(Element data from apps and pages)
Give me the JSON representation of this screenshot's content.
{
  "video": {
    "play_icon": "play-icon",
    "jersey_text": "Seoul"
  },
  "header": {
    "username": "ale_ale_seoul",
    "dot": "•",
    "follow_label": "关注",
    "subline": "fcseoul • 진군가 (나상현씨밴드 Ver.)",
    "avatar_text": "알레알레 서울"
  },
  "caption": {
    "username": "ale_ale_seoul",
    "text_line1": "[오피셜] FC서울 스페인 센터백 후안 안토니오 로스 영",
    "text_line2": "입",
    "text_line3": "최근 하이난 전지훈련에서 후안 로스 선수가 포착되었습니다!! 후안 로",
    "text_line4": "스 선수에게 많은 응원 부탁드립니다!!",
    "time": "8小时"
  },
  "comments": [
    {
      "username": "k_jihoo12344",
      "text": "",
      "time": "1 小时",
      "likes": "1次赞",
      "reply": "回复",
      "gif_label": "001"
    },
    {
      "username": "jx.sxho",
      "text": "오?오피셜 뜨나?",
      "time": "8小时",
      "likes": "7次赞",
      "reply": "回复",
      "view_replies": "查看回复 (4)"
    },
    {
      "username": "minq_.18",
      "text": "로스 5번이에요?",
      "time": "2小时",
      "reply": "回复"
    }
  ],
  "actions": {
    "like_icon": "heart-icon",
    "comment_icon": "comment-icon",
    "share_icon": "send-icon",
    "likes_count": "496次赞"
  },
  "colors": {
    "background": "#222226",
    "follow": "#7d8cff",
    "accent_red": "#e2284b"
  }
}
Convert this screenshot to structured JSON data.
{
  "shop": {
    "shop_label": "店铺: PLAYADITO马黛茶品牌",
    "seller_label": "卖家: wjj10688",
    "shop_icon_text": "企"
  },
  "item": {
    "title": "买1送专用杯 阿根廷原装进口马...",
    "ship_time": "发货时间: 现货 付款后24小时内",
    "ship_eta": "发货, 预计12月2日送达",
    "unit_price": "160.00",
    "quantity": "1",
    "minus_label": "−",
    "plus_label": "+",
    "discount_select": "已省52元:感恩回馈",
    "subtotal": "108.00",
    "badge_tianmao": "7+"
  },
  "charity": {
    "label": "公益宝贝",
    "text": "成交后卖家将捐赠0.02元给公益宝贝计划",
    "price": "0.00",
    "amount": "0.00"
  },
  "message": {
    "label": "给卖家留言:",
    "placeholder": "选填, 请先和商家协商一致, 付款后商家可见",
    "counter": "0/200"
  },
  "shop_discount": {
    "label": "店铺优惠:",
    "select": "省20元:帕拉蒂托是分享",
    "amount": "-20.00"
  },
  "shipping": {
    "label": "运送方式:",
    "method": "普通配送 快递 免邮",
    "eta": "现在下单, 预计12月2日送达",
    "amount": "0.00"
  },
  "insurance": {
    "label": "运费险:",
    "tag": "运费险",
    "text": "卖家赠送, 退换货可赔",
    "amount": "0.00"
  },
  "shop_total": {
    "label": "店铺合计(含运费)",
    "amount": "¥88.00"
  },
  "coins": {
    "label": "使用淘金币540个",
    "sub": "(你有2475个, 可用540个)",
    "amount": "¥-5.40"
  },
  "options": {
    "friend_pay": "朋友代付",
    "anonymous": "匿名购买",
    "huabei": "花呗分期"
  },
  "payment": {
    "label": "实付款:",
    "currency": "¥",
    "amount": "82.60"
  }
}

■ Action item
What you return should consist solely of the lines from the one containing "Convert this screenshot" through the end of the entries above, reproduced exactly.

■ Response to this task
Convert this screenshot to structured JSON data.
{
  "shop": {
    "shop_label": "店铺: PLAYADITO马黛茶品牌",
    "seller_label": "卖家: wjj10688",
    "shop_icon_text": "企"
  },
  "item": {
    "title": "买1送专用杯 阿根廷原装进口马...",
    "ship_time": "发货时间: 现货 付款后24小时内",
    "ship_eta": "发货, 预计12月2日送达",
    "unit_price": "160.00",
    "quantity": "1",
    "minus_label": "−",
    "plus_label": "+",
    "discount_select": "已省52元:感恩回馈",
    "subtotal": "108.00",
    "badge_tianmao": "7+"
  },
  "charity": {
    "label": "公益宝贝",
    "text": "成交后卖家将捐赠0.02元给公益宝贝计划",
    "price": "0.00",
    "amount": "0.00"
  },
  "message": {
    "label": "给卖家留言:",
    "placeholder": "选填, 请先和商家协商一致, 付款后商家可见",
    "counter": "0/200"
  },
  "shop_discount": {
    "label": "店铺优惠:",
    "select": "省20元:帕拉蒂托是分享",
    "amount": "-20.00"
  },
  "shipping": {
    "label": "运送方式:",
    "method": "普通配送 快递 免邮",
    "eta": "现在下单, 预计12月2日送达",
    "amount": "0.00"
  },
  "insurance": {
    "label": "运费险:",
    "tag": "运费险",
    "text": "卖家赠送, 退换货可赔",
    "amount": "0.00"
  },
  "shop_total": {
    "label": "店铺合计(含运费)",
    "amount": "¥88.00"
  },
  "coins": {
    "label": "使用淘金币540个",
    "sub": "(你有2475个, 可用540个)",
    "amount": "¥-5.40"
  },
  "options": {
    "friend_pay": "朋友代付",
    "anonymous": "匿名购买",
    "huabei": "花呗分期"
  },
  "payment": {
    "label": "实付款:",
    "currency": "¥",
    "amount": "82.60"
  }
}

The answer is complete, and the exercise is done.